The Importance of Pre- and Post-Filters

While a reverse osmosis filter is effective on its own against a wide range of contaminants, it won’t remove all of the contaminants you may want out of your drinking water. To eliminate such contaminants, a state-of-the-art reverse osmosis unit will incorporate additional filtration methods.

Pre- and post-filters have an important role in RO systems. Pre-filters capture sediment and large particles before the water is forced through the semipermeable membrane. This pre-filtration step extends the lifespan of your RO membrane by reducing membrane fouling from large particles.

Post-filtration using activated carbon water filters will capture a wider range of contaminants than a reverse osmosis membrane alone. Granulated activated carbon (GAC) filtration is excellent at removing disinfectants used in water treatment, like chlorine, and disinfectant byproducts like chloroform. 

Post-filtration with activated carbon will also remove harmful volatile organic compounds (VOCs) from your tap water. Many VOCs increase the risk of developing certain cancers and may contribute to organ damage.

Not sure is reverse osmosis water safe? When combined with pre- and post-filtration, reverse osmosis membrane filtration is highly effective at capturing the wide range of contaminants commonly found in tap water. Post-filtration through activated carbon will give your drinking water a clean, crisp taste by eliminating many of the odors and gases that contribute to poor tasting tap water.

Considerations for Under Sink Systems

RO systems come in two broad categories of configurations.
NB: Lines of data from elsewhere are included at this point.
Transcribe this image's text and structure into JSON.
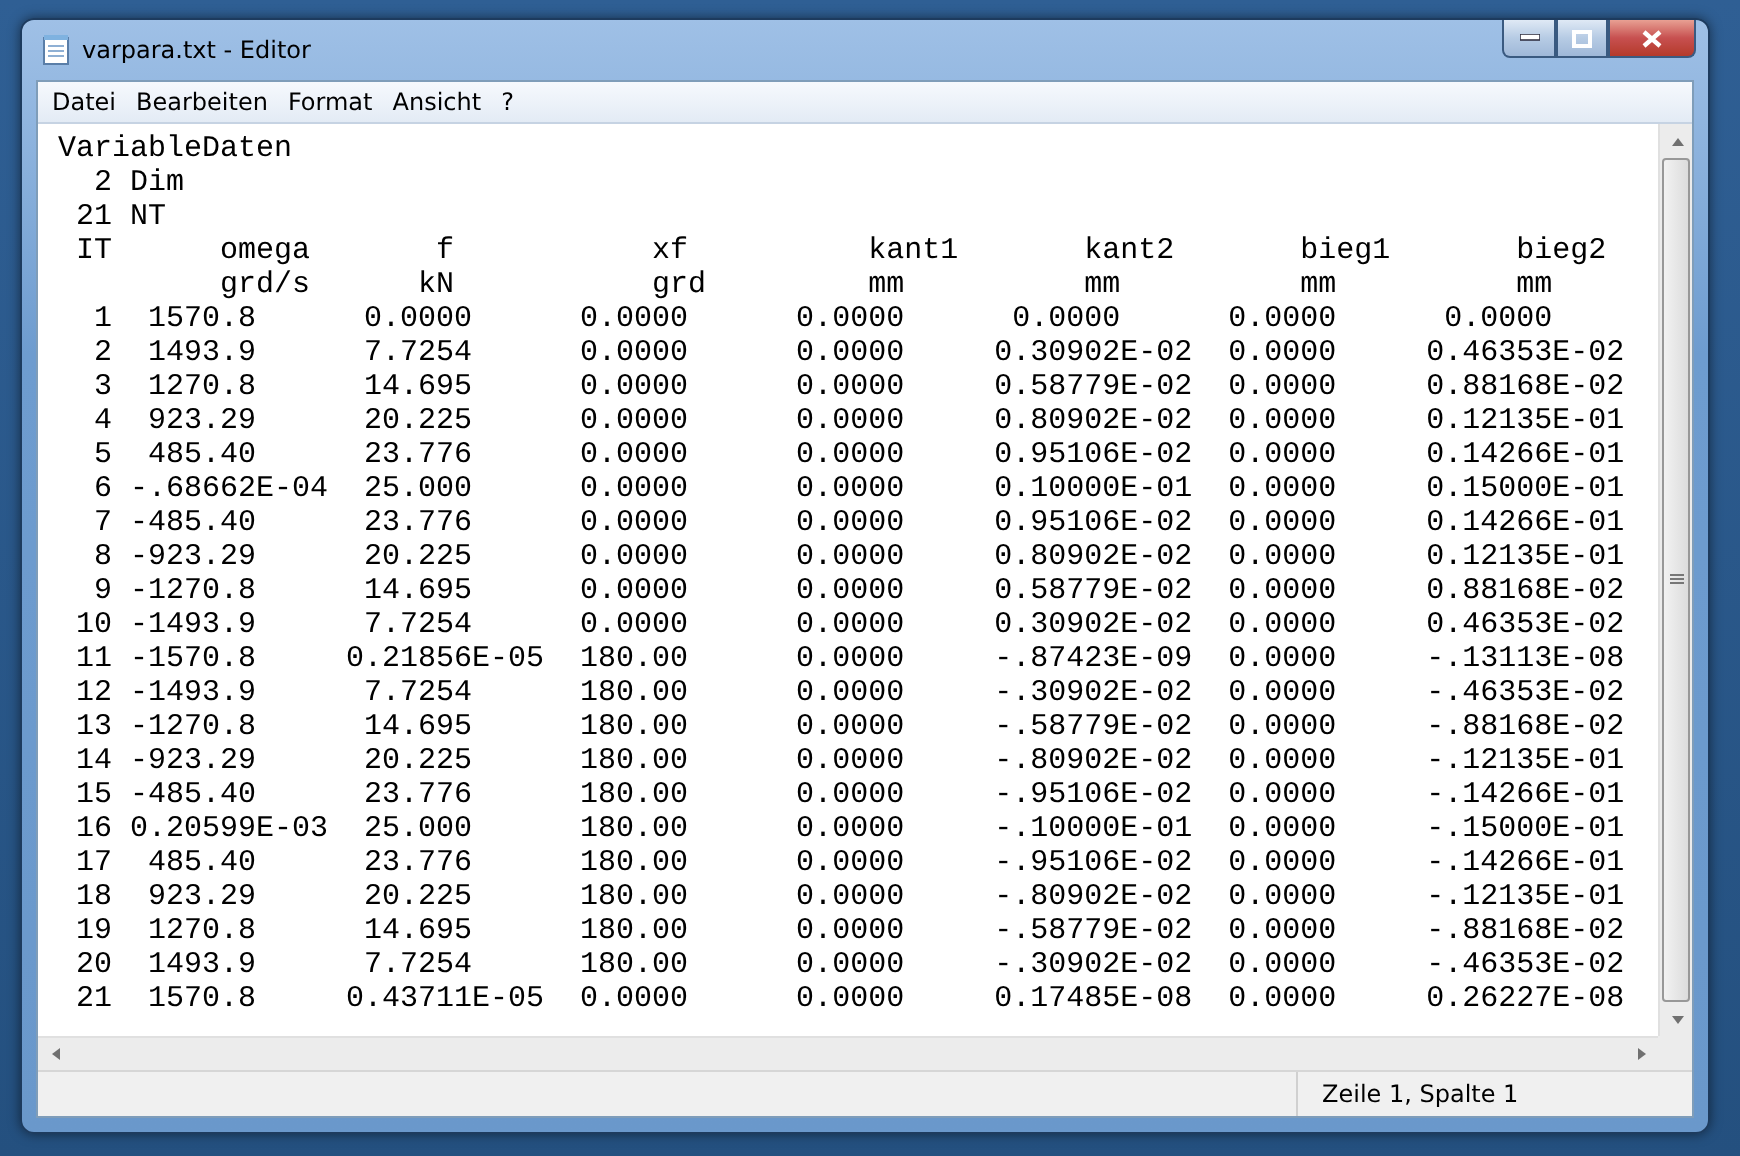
{
  "window": {
    "title": "varpara.txt - Editor"
  },
  "menu": [
    "Datei",
    "Bearbeiten",
    "Format",
    "Ansicht",
    "?"
  ],
  "document": {
    "lines": [
      "VariableDaten",
      "  2 Dim",
      " 21 NT",
      " IT      omega       f           xf          kant1       kant2       bieg1       bieg2",
      "         grd/s      kN           grd         mm          mm          mm          mm",
      "  1  1570.8      0.0000      0.0000      0.0000      0.0000      0.0000      0.0000",
      "  2  1493.9      7.7254      0.0000      0.0000     0.30902E-02  0.0000     0.46353E-02",
      "  3  1270.8      14.695      0.0000      0.0000     0.58779E-02  0.0000     0.88168E-02",
      "  4  923.29      20.225      0.0000      0.0000     0.80902E-02  0.0000     0.12135E-01",
      "  5  485.40      23.776      0.0000      0.0000     0.95106E-02  0.0000     0.14266E-01",
      "  6 -.68662E-04  25.000      0.0000      0.0000     0.10000E-01  0.0000     0.15000E-01",
      "  7 -485.40      23.776      0.0000      0.0000     0.95106E-02  0.0000     0.14266E-01",
      "  8 -923.29      20.225      0.0000      0.0000     0.80902E-02  0.0000     0.12135E-01",
      "  9 -1270.8      14.695      0.0000      0.0000     0.58779E-02  0.0000     0.88168E-02",
      " 10 -1493.9      7.7254      0.0000      0.0000     0.30902E-02  0.0000     0.46353E-02",
      " 11 -1570.8     0.21856E-05  180.00      0.0000     -.87423E-09  0.0000     -.13113E-08",
      " 12 -1493.9      7.7254      180.00      0.0000     -.30902E-02  0.0000     -.46353E-02",
      " 13 -1270.8      14.695      180.00      0.0000     -.58779E-02  0.0000     -.88168E-02",
      " 14 -923.29      20.225      180.00      0.0000     -.80902E-02  0.0000     -.12135E-01",
      " 15 -485.40      23.776      180.00      0.0000     -.95106E-02  0.0000     -.14266E-01",
      " 16 0.20599E-03  25.000      180.00      0.0000     -.10000E-01  0.0000     -.15000E-01",
      " 17  485.40      23.776      180.00      0.0000     -.95106E-02  0.0000     -.14266E-01",
      " 18  923.29      20.225      180.00      0.0000     -.80902E-02  0.0000     -.12135E-01",
      " 19  1270.8      14.695      180.00      0.0000     -.58779E-02  0.0000     -.88168E-02",
      " 20  1493.9      7.7254      180.00      0.0000     -.30902E-02  0.0000     -.46353E-02",
      " 21  1570.8     0.43711E-05  0.0000      0.0000     0.17485E-08  0.0000     0.26227E-08"
    ]
  },
  "status_bar": {
    "position": "Zeile 1, Spalte 1"
  }
}
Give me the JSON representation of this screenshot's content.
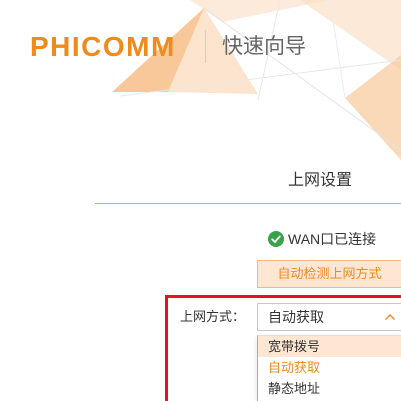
{
  "header": {
    "logo_text": "PHICOMM",
    "title": "快速向导"
  },
  "section": {
    "title": "上网设置"
  },
  "status": {
    "icon": "check-circle-icon",
    "text": "WAN口已连接"
  },
  "detect_button": {
    "label": "自动检测上网方式"
  },
  "connection_type": {
    "label": "上网方式：",
    "selected": "自动获取",
    "expanded": true,
    "options": [
      {
        "label": "宽带拨号",
        "hovered": true,
        "selected": false
      },
      {
        "label": "自动获取",
        "hovered": false,
        "selected": true
      },
      {
        "label": "静态地址",
        "hovered": false,
        "selected": false
      }
    ]
  },
  "colors": {
    "brand": "#ef8a1d",
    "accent_bg": "#fde7d2",
    "status_ok": "#3aa24a",
    "highlight_border": "#e5141b",
    "divider": "#c9b46e"
  }
}
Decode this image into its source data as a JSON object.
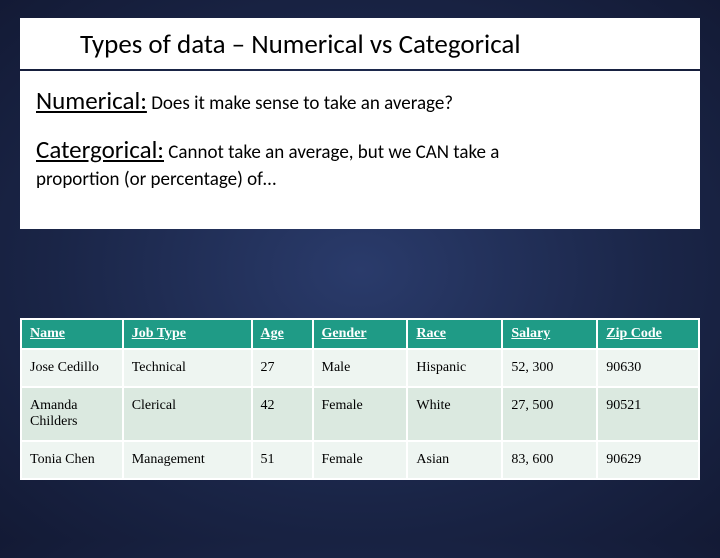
{
  "title": "Types of data – Numerical vs Categorical",
  "numerical": {
    "lead": "Numerical:",
    "rest": " Does it make sense to take an average?"
  },
  "categorical": {
    "lead": "Catergorical:",
    "rest": " Cannot take an average, but we CAN take a",
    "cont": "proportion (or percentage) of…"
  },
  "table": {
    "headers": [
      "Name",
      "Job Type",
      "Age",
      "Gender",
      "Race",
      "Salary",
      "Zip Code"
    ],
    "rows": [
      [
        "Jose Cedillo",
        "Technical",
        "27",
        "Male",
        "Hispanic",
        "52, 300",
        "90630"
      ],
      [
        "Amanda Childers",
        "Clerical",
        "42",
        "Female",
        "White",
        "27, 500",
        "90521"
      ],
      [
        "Tonia Chen",
        "Management",
        "51",
        "Female",
        "Asian",
        "83, 600",
        "90629"
      ]
    ]
  }
}
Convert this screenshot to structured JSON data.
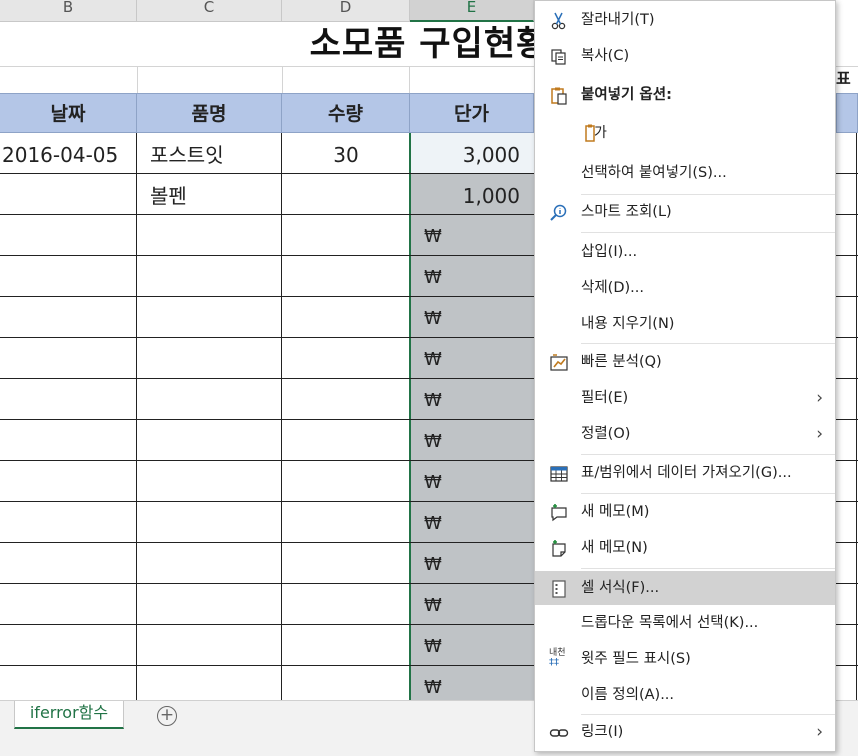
{
  "columns": [
    {
      "label": "B"
    },
    {
      "label": "C"
    },
    {
      "label": "D"
    },
    {
      "label": "E"
    }
  ],
  "title": "소모품 구입현황",
  "headers": [
    "날짜",
    "품명",
    "수량",
    "단가"
  ],
  "rows": [
    {
      "date": "2016-04-05",
      "item": "포스트잇",
      "qty": "30",
      "price": "3,000"
    },
    {
      "date": "",
      "item": "볼펜",
      "qty": "",
      "price": "1,000"
    }
  ],
  "currency_symbol": "₩",
  "partial_header_right": "표",
  "sheet_tab": "iferror함수",
  "add_sheet_symbol": "+",
  "context_menu": {
    "cut": "잘라내기(T)",
    "copy": "복사(C)",
    "paste_options": "붙여넣기 옵션:",
    "paste_icon_text": "가",
    "paste_special": "선택하여 붙여넣기(S)...",
    "smart_lookup": "스마트 조회(L)",
    "insert": "삽입(I)...",
    "delete": "삭제(D)...",
    "clear_contents": "내용 지우기(N)",
    "quick_analysis": "빠른 분석(Q)",
    "filter": "필터(E)",
    "sort": "정렬(O)",
    "get_data": "표/범위에서 데이터 가져오기(G)...",
    "new_comment": "새 메모(M)",
    "new_note": "새 메모(N)",
    "format_cells": "셀 서식(F)...",
    "pick_from_list": "드롭다운 목록에서 선택(K)...",
    "phonetic": "윗주 필드 표시(S)",
    "phonetic_icon_text": "내천",
    "define_name": "이름 정의(A)...",
    "link": "링크(I)",
    "submenu_arrow": "›"
  },
  "colors": {
    "header_fill": "#b4c6e7",
    "selection_fill": "#bfc3c6",
    "excel_green": "#217346",
    "menu_hover": "#d2d2d2"
  }
}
Point-of-entry (POE) systems provide filtered water to your entire house and are installed where your water supply line comes into your home. Point-of-use (POU) systems are installed at a single faucet, usually at your kitchen sink. 

When looking for a POU under the sink reverse osmosis system, you’ll want to ensure the system can provide a sufficient amount of filtered water each day. Between 35 – 50 gallons per day (GPD) is a good figure to shoot for. Higher producing systems are also available for households with higher demand.

Ensure the under sink reverse osmosis system you choose reduces the highest amount of total dissolved solids (TDS). These include minerals, metals, and salt ions, and are a good representation of the overall filtration capacity of the system. Look for systems offering a reduction of TDS by between 93-97%. Be sure your system also includes a sediment pre-filter and an activated carbon post-filter, which will provide the greatest reduction in potential contaminants.

You should also consider having your system professionally installed. Though reverse osmosis systems are small enough to fit into tight spaces, installation can be challenging in certain circumstances. Reverse osmosis systems also produce a small amount of wastewater, so you’ll have to install a drain line as well. You’ll also need to periodically change the under sink reverse osmosis water filter, so you’ll want to be sure to allow for relatively easy access.

Closing Thoughts

Under-sink reverse osmosis filtration is a highly effective method of getting clean, filtered drinking water in your home. As a point-of-use system, under-sink reverse osmosis is used to provide drinking water at a single faucet. Though small in size, when configured with pre- and post-filtration an RO system is capable of reducing or eliminating a broad range of potentially harmful contaminants. 

If you aren’t sure which reverse osmosis under sink system is right for you, call our helpful staff at Rayne Water today. We can walk you through your options and schedule a water test, which can help guide you towards the RO system that is right for you.

Sources:

  1. https://www.cdc.gov/healthywater/drinking/home-water-treatment/household_water_treatment.html
  2. https://www.cdc.gov/healthywater/drinking/home-water-treatment/water-filters/step2.html
  3. https://www.labconco.com/articles/whats-the-difference-between-ro-and-di-water-pur
  4. https://www.livescience.com/41510-what-is-distilled-water.html